Write out the records that follow exactly. Do not include pictures.

Dataset rows for apps and sites:
- - -

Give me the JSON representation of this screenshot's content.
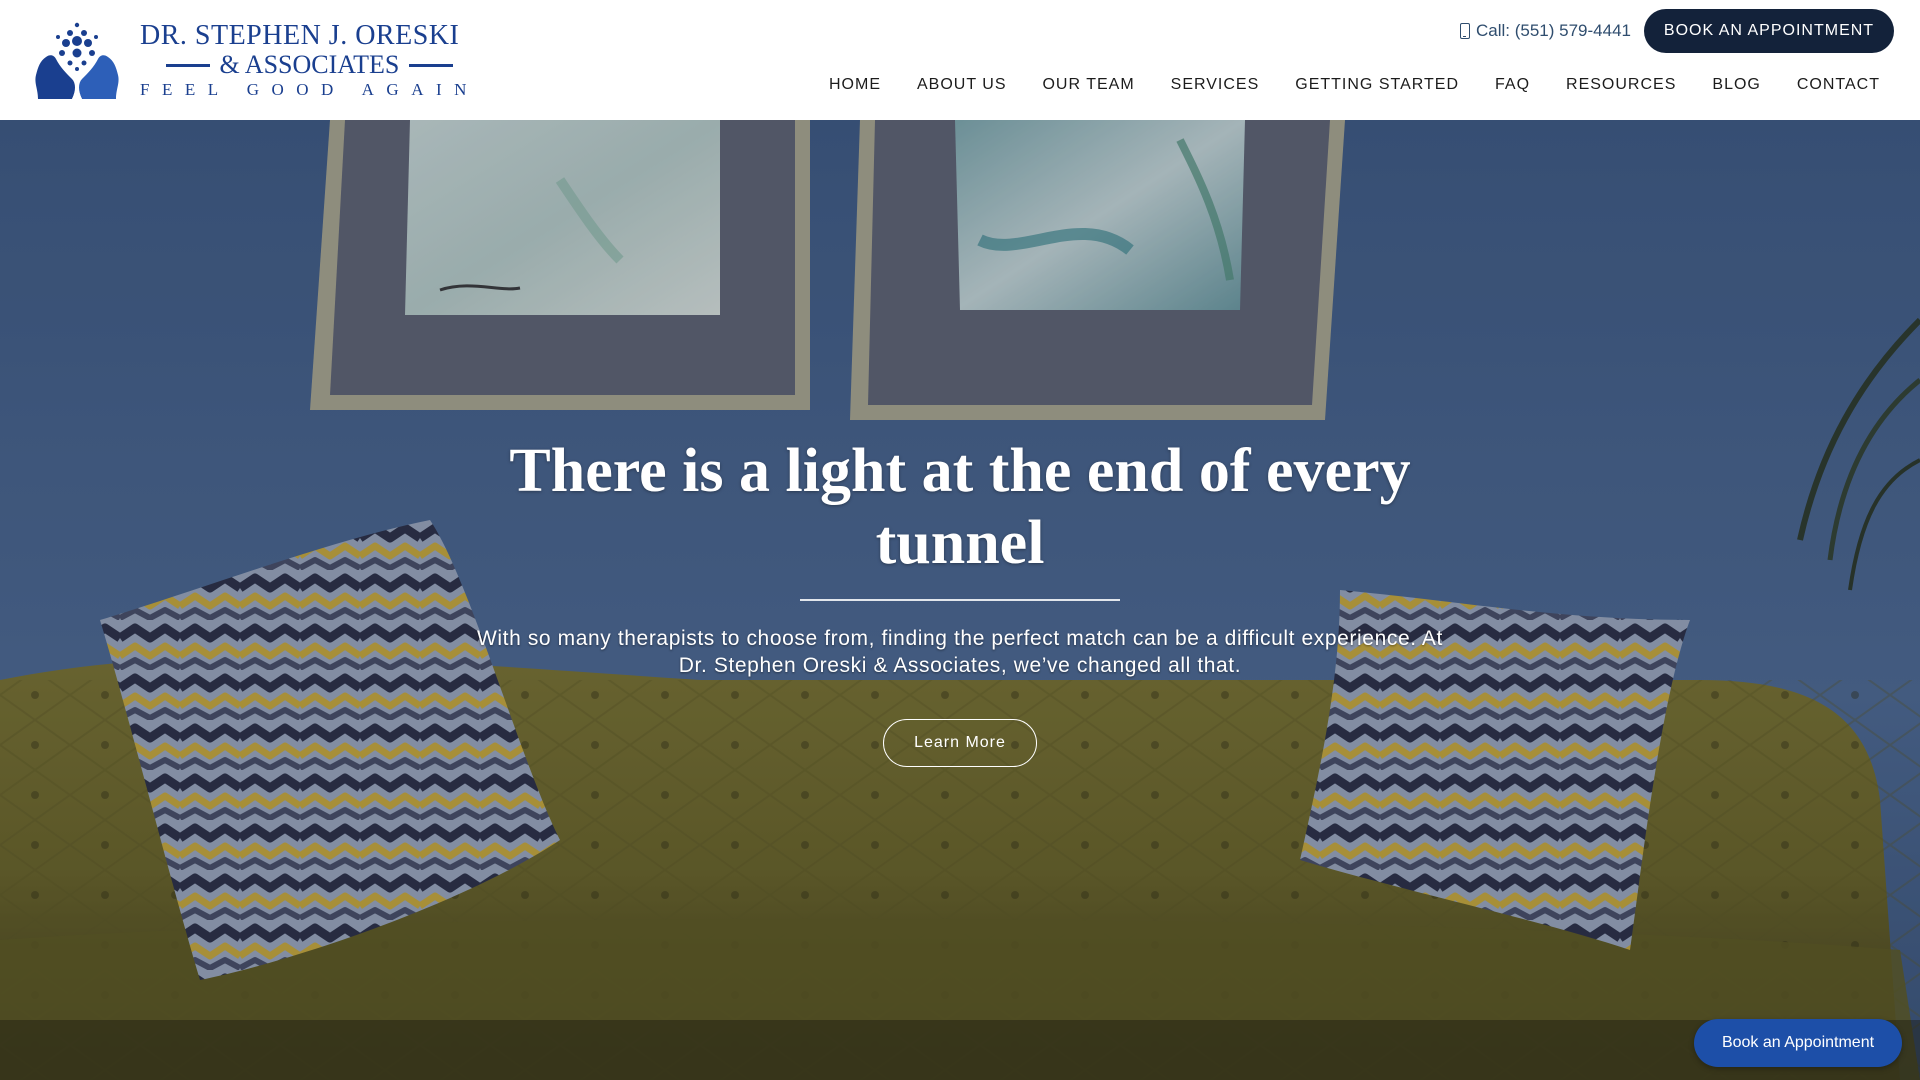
{
  "header": {
    "logo": {
      "line1": "DR. STEPHEN J. ORESKI",
      "line2": "& ASSOCIATES",
      "tagline": "FEEL GOOD AGAIN",
      "icon": "head-profile-dots-logo"
    },
    "call_text": "Call: (551) 579-4441",
    "phone_icon": "mobile-phone-icon",
    "book_button": "BOOK AN APPOINTMENT",
    "nav": [
      {
        "label": "HOME"
      },
      {
        "label": "ABOUT US"
      },
      {
        "label": "OUR TEAM"
      },
      {
        "label": "SERVICES"
      },
      {
        "label": "GETTING STARTED"
      },
      {
        "label": "FAQ"
      },
      {
        "label": "RESOURCES"
      },
      {
        "label": "BLOG"
      },
      {
        "label": "CONTACT"
      }
    ]
  },
  "hero": {
    "title": "There is a light at the end of every tunnel",
    "subtitle": "With so many therapists to choose from, finding the perfect match can be a difficult experience. At Dr. Stephen Oreski & Associates, we’ve changed all that.",
    "button": "Learn More"
  },
  "floating_button": "Book an Appointment",
  "colors": {
    "brand_blue": "#1a3f8f",
    "dark_navy_button": "#13223a",
    "float_button_blue": "#1d4fa8",
    "wall_blue": "#4a6488",
    "sofa_olive": "#6b6524"
  }
}
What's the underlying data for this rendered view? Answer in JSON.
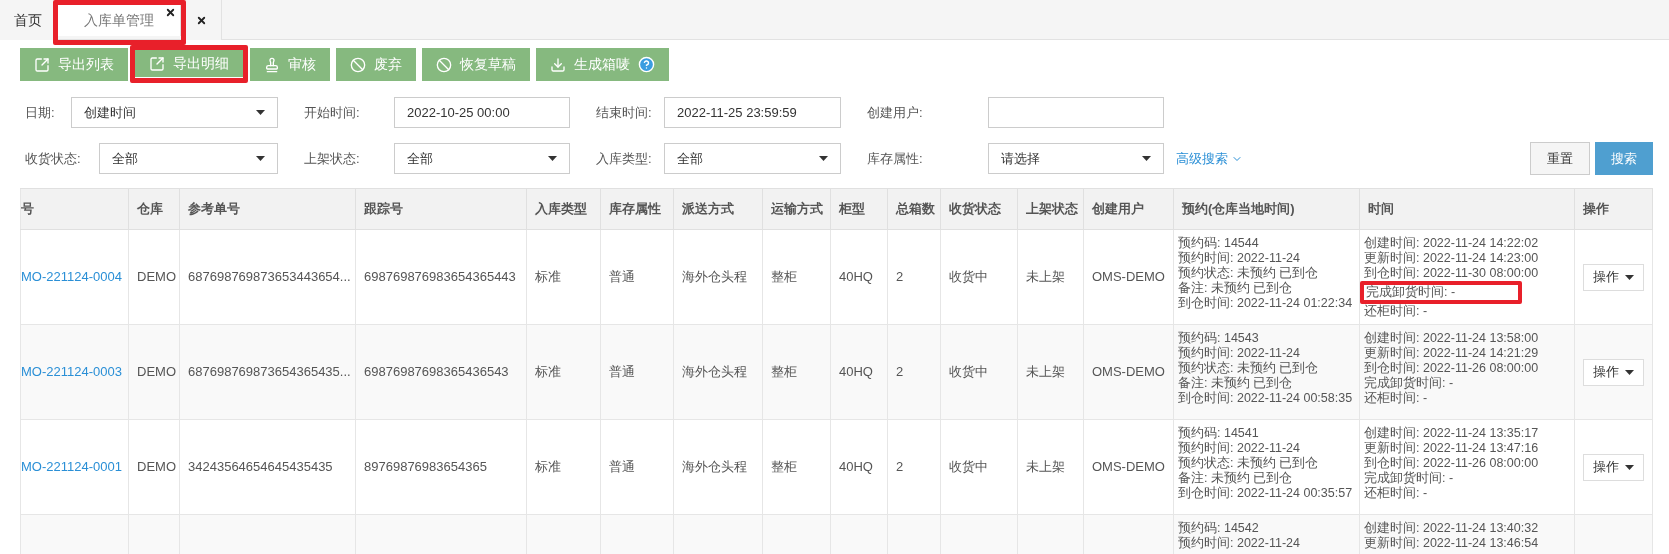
{
  "tabs": [
    {
      "label": "首页",
      "selected": false,
      "closable": false,
      "highlighted": false
    },
    {
      "label": "入库单管理",
      "selected": true,
      "closable": true,
      "highlighted": true
    },
    {
      "selected": false,
      "closable": true,
      "highlighted": false
    }
  ],
  "toolbar": [
    {
      "label": "导出列表",
      "kind": "export",
      "help": false,
      "highlighted": false
    },
    {
      "label": "导出明细",
      "kind": "export",
      "help": false,
      "highlighted": true
    },
    {
      "label": "审核",
      "kind": "stamp",
      "help": false,
      "highlighted": false
    },
    {
      "label": "废弃",
      "kind": "ban",
      "help": false,
      "highlighted": false
    },
    {
      "label": "恢复草稿",
      "kind": "ban",
      "help": false,
      "highlighted": false
    },
    {
      "label": "生成箱唛",
      "kind": "download",
      "help": true,
      "highlighted": false
    }
  ],
  "filters": [
    [
      {
        "label": "日期:",
        "kind": "select",
        "value": "创建时间"
      },
      {
        "label": "开始时间:",
        "kind": "input",
        "value": "2022-10-25 00:00"
      },
      {
        "label": "结束时间:",
        "kind": "input",
        "value": "2022-11-25 23:59:59"
      },
      {
        "label": "创建用户:",
        "kind": "input"
      }
    ],
    [
      {
        "label": "收货状态:",
        "kind": "select",
        "value": "全部"
      },
      {
        "label": "上架状态:",
        "kind": "select",
        "value": "全部"
      },
      {
        "label": "入库类型:",
        "kind": "select",
        "value": "全部"
      },
      {
        "label": "库存属性:",
        "kind": "select",
        "value": "请选择"
      }
    ]
  ],
  "advanced_search": "高级搜索",
  "reset_button": "重置",
  "search_button": "搜索",
  "table": {
    "columns": [
      "号",
      "仓库",
      "参考单号",
      "跟踪号",
      "入库类型",
      "库存属性",
      "派送方式",
      "运输方式",
      "柜型",
      "总箱数",
      "收货状态",
      "上架状态",
      "创建用户",
      "预约(仓库当地时间)",
      "时间",
      "操作"
    ],
    "rows": [
      {
        "order_no": "MO-221124-0004",
        "warehouse": "DEMO",
        "ref_no": "687698769873653443654...",
        "tracking_no": "698769876983654365443",
        "inbound_type": "标准",
        "stock_attr": "普通",
        "delivery": "海外仓头程",
        "transport": "整柜",
        "container": "40HQ",
        "boxes": "2",
        "receive_status": "收货中",
        "shelf_status": "未上架",
        "creator": "OMS-DEMO",
        "booking": [
          "预约码: 14544",
          "预约时间: 2022-11-24",
          "预约状态: 未预约 已到仓",
          "备注: 未预约 已到仓",
          "到仓时间: 2022-11-24 01:22:34"
        ],
        "times": [
          "创建时间: 2022-11-24 14:22:02",
          "更新时间: 2022-11-24 14:23:00",
          "到仓时间: 2022-11-30 08:00:00",
          {
            "text": "完成卸货时间: -",
            "highlighted": true
          },
          "还柜时间: -"
        ],
        "action": "操作"
      },
      {
        "order_no": "MO-221124-0003",
        "warehouse": "DEMO",
        "ref_no": "687698769873654365435...",
        "tracking_no": "69876987698365436543",
        "inbound_type": "标准",
        "stock_attr": "普通",
        "delivery": "海外仓头程",
        "transport": "整柜",
        "container": "40HQ",
        "boxes": "2",
        "receive_status": "收货中",
        "shelf_status": "未上架",
        "creator": "OMS-DEMO",
        "booking": [
          "预约码: 14543",
          "预约时间: 2022-11-24",
          "预约状态: 未预约 已到仓",
          "备注: 未预约 已到仓",
          "到仓时间: 2022-11-24 00:58:35"
        ],
        "times": [
          "创建时间: 2022-11-24 13:58:00",
          "更新时间: 2022-11-24 14:21:29",
          "到仓时间: 2022-11-26 08:00:00",
          "完成卸货时间: -",
          "还柜时间: -"
        ],
        "action": "操作"
      },
      {
        "order_no": "MO-221124-0001",
        "warehouse": "DEMO",
        "ref_no": "34243564654645435435",
        "tracking_no": "89769876983654365",
        "inbound_type": "标准",
        "stock_attr": "普通",
        "delivery": "海外仓头程",
        "transport": "整柜",
        "container": "40HQ",
        "boxes": "2",
        "receive_status": "收货中",
        "shelf_status": "未上架",
        "creator": "OMS-DEMO",
        "booking": [
          "预约码: 14541",
          "预约时间: 2022-11-24",
          "预约状态: 未预约 已到仓",
          "备注: 未预约 已到仓",
          "到仓时间: 2022-11-24 00:35:57"
        ],
        "times": [
          "创建时间: 2022-11-24 13:35:17",
          "更新时间: 2022-11-24 13:47:16",
          "到仓时间: 2022-11-26 08:00:00",
          "完成卸货时间: -",
          "还柜时间: -"
        ],
        "action": "操作"
      },
      {
        "booking": [
          "预约码: 14542",
          "预约时间: 2022-11-24"
        ],
        "times": [
          "创建时间: 2022-11-24 13:40:32",
          "更新时间: 2022-11-24 13:46:54"
        ]
      }
    ]
  }
}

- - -

WRITTEN RESPONSE:
Give me the JSON representation of this screenshot's content.
{
  "header": {
    "logo": {
      "line1": "DR. STEPHEN J. ORESKI",
      "line2": "& ASSOCIATES",
      "tagline": "FEEL GOOD AGAIN",
      "icon": "head-profile-dots-logo"
    },
    "call_text": "Call: (551) 579-4441",
    "phone_icon": "mobile-phone-icon",
    "book_button": "BOOK AN APPOINTMENT",
    "nav": [
      {
        "label": "HOME"
      },
      {
        "label": "ABOUT US"
      },
      {
        "label": "OUR TEAM"
      },
      {
        "label": "SERVICES"
      },
      {
        "label": "GETTING STARTED"
      },
      {
        "label": "FAQ"
      },
      {
        "label": "RESOURCES"
      },
      {
        "label": "BLOG"
      },
      {
        "label": "CONTACT"
      }
    ]
  },
  "hero": {
    "title": "There is a light at the end of every tunnel",
    "subtitle": "With so many therapists to choose from, finding the perfect match can be a difficult experience. At Dr. Stephen Oreski & Associates, we’ve changed all that.",
    "button": "Learn More"
  },
  "floating_button": "Book an Appointment",
  "colors": {
    "brand_blue": "#1a3f8f",
    "dark_navy_button": "#13223a",
    "float_button_blue": "#1d4fa8",
    "wall_blue": "#4a6488",
    "sofa_olive": "#6b6524"
  }
}
What's the underlying data for this rendered view? Answer in JSON.
{
  "tabs": [
    {
      "label": "首页",
      "selected": false,
      "closable": false,
      "highlighted": false
    },
    {
      "label": "入库单管理",
      "selected": true,
      "closable": true,
      "highlighted": true
    },
    {
      "selected": false,
      "closable": true,
      "highlighted": false
    }
  ],
  "toolbar": [
    {
      "label": "导出列表",
      "kind": "export",
      "help": false,
      "highlighted": false
    },
    {
      "label": "导出明细",
      "kind": "export",
      "help": false,
      "highlighted": true
    },
    {
      "label": "审核",
      "kind": "stamp",
      "help": false,
      "highlighted": false
    },
    {
      "label": "废弃",
      "kind": "ban",
      "help": false,
      "highlighted": false
    },
    {
      "label": "恢复草稿",
      "kind": "ban",
      "help": false,
      "highlighted": false
    },
    {
      "label": "生成箱唛",
      "kind": "download",
      "help": true,
      "highlighted": false
    }
  ],
  "filters": [
    [
      {
        "label": "日期:",
        "kind": "select",
        "value": "创建时间"
      },
      {
        "label": "开始时间:",
        "kind": "input",
        "value": "2022-10-25 00:00"
      },
      {
        "label": "结束时间:",
        "kind": "input",
        "value": "2022-11-25 23:59:59"
      },
      {
        "label": "创建用户:",
        "kind": "input"
      }
    ],
    [
      {
        "label": "收货状态:",
        "kind": "select",
        "value": "全部"
      },
      {
        "label": "上架状态:",
        "kind": "select",
        "value": "全部"
      },
      {
        "label": "入库类型:",
        "kind": "select",
        "value": "全部"
      },
      {
        "label": "库存属性:",
        "kind": "select",
        "value": "请选择"
      }
    ]
  ],
  "advanced_search": "高级搜索",
  "reset_button": "重置",
  "search_button": "搜索",
  "table": {
    "columns": [
      "号",
      "仓库",
      "参考单号",
      "跟踪号",
      "入库类型",
      "库存属性",
      "派送方式",
      "运输方式",
      "柜型",
      "总箱数",
      "收货状态",
      "上架状态",
      "创建用户",
      "预约(仓库当地时间)",
      "时间",
      "操作"
    ],
    "rows": [
      {
        "order_no": "MO-221124-0004",
        "warehouse": "DEMO",
        "ref_no": "687698769873653443654...",
        "tracking_no": "698769876983654365443",
        "inbound_type": "标准",
        "stock_attr": "普通",
        "delivery": "海外仓头程",
        "transport": "整柜",
        "container": "40HQ",
        "boxes": "2",
        "receive_status": "收货中",
        "shelf_status": "未上架",
        "creator": "OMS-DEMO",
        "booking": [
          "预约码: 14544",
          "预约时间: 2022-11-24",
          "预约状态: 未预约 已到仓",
          "备注: 未预约 已到仓",
          "到仓时间: 2022-11-24 01:22:34"
        ],
        "times": [
          "创建时间: 2022-11-24 14:22:02",
          "更新时间: 2022-11-24 14:23:00",
          "到仓时间: 2022-11-30 08:00:00",
          {
            "text": "完成卸货时间: -",
            "highlighted": true
          },
          "还柜时间: -"
        ],
        "action": "操作"
      },
      {
        "order_no": "MO-221124-0003",
        "warehouse": "DEMO",
        "ref_no": "687698769873654365435...",
        "tracking_no": "69876987698365436543",
        "inbound_type": "标准",
        "stock_attr": "普通",
        "delivery": "海外仓头程",
        "transport": "整柜",
        "container": "40HQ",
        "boxes": "2",
        "receive_status": "收货中",
        "shelf_status": "未上架",
        "creator": "OMS-DEMO",
        "booking": [
          "预约码: 14543",
          "预约时间: 2022-11-24",
          "预约状态: 未预约 已到仓",
          "备注: 未预约 已到仓",
          "到仓时间: 2022-11-24 00:58:35"
        ],
        "times": [
          "创建时间: 2022-11-24 13:58:00",
          "更新时间: 2022-11-24 14:21:29",
          "到仓时间: 2022-11-26 08:00:00",
          "完成卸货时间: -",
          "还柜时间: -"
        ],
        "action": "操作"
      },
      {
        "order_no": "MO-221124-0001",
        "warehouse": "DEMO",
        "ref_no": "34243564654645435435",
        "tracking_no": "89769876983654365",
        "inbound_type": "标准",
        "stock_attr": "普通",
        "delivery": "海外仓头程",
        "transport": "整柜",
        "container": "40HQ",
        "boxes": "2",
        "receive_status": "收货中",
        "shelf_status": "未上架",
        "creator": "OMS-DEMO",
        "booking": [
          "预约码: 14541",
          "预约时间: 2022-11-24",
          "预约状态: 未预约 已到仓",
          "备注: 未预约 已到仓",
          "到仓时间: 2022-11-24 00:35:57"
        ],
        "times": [
          "创建时间: 2022-11-24 13:35:17",
          "更新时间: 2022-11-24 13:47:16",
          "到仓时间: 2022-11-26 08:00:00",
          "完成卸货时间: -",
          "还柜时间: -"
        ],
        "action": "操作"
      },
      {
        "booking": [
          "预约码: 14542",
          "预约时间: 2022-11-24"
        ],
        "times": [
          "创建时间: 2022-11-24 13:40:32",
          "更新时间: 2022-11-24 13:46:54"
        ]
      }
    ]
  }
}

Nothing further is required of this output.